- **Given data**:
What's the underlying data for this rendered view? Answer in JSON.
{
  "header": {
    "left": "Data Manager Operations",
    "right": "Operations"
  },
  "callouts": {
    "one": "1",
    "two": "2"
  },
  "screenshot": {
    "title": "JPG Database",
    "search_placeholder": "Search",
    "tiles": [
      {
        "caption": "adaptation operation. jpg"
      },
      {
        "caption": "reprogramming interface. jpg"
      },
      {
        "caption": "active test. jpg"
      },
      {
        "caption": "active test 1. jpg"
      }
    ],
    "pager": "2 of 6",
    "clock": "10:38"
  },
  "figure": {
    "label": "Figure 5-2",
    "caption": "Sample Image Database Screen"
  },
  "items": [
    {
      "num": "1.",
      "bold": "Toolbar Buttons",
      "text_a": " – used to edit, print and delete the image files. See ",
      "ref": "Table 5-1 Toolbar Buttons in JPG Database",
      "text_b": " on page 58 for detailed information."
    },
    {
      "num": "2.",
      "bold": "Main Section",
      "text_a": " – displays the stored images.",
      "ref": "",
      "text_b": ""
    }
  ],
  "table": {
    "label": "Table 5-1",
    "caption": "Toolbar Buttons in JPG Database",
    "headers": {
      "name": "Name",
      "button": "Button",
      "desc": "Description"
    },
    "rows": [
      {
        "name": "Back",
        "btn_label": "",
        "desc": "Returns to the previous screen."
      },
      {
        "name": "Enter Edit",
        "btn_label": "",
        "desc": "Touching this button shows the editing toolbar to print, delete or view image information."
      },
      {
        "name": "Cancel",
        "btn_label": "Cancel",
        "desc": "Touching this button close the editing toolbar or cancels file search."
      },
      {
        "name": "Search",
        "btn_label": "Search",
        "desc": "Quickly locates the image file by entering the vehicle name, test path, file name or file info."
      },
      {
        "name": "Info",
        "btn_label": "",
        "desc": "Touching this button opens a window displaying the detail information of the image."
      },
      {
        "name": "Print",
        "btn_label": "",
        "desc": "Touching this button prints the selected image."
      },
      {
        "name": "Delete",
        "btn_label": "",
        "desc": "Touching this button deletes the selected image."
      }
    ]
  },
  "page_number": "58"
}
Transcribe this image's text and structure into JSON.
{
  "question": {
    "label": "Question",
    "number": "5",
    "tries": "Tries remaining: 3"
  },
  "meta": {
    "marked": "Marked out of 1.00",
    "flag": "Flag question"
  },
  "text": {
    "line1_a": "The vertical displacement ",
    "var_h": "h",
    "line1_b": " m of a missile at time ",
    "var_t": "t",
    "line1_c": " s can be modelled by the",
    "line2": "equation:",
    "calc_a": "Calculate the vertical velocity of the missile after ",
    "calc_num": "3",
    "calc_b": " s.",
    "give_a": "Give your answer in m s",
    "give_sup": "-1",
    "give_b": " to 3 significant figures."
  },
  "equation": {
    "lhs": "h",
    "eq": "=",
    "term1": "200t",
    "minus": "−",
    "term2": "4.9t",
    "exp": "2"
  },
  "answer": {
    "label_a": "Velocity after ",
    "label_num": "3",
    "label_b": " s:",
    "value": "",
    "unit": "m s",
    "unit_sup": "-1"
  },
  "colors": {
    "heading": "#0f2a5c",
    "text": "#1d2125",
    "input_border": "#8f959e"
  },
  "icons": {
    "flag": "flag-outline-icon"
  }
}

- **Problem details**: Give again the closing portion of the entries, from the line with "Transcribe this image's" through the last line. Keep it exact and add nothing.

- **Solution to this task**:
Transcribe this image's text and structure into JSON.
{
  "question": {
    "label": "Question",
    "number": "5",
    "tries": "Tries remaining: 3"
  },
  "meta": {
    "marked": "Marked out of 1.00",
    "flag": "Flag question"
  },
  "text": {
    "line1_a": "The vertical displacement ",
    "var_h": "h",
    "line1_b": " m of a missile at time ",
    "var_t": "t",
    "line1_c": " s can be modelled by the",
    "line2": "equation:",
    "calc_a": "Calculate the vertical velocity of the missile after ",
    "calc_num": "3",
    "calc_b": " s.",
    "give_a": "Give your answer in m s",
    "give_sup": "-1",
    "give_b": " to 3 significant figures."
  },
  "equation": {
    "lhs": "h",
    "eq": "=",
    "term1": "200t",
    "minus": "−",
    "term2": "4.9t",
    "exp": "2"
  },
  "answer": {
    "label_a": "Velocity after ",
    "label_num": "3",
    "label_b": " s:",
    "value": "",
    "unit": "m s",
    "unit_sup": "-1"
  },
  "colors": {
    "heading": "#0f2a5c",
    "text": "#1d2125",
    "input_border": "#8f959e"
  },
  "icons": {
    "flag": "flag-outline-icon"
  }
}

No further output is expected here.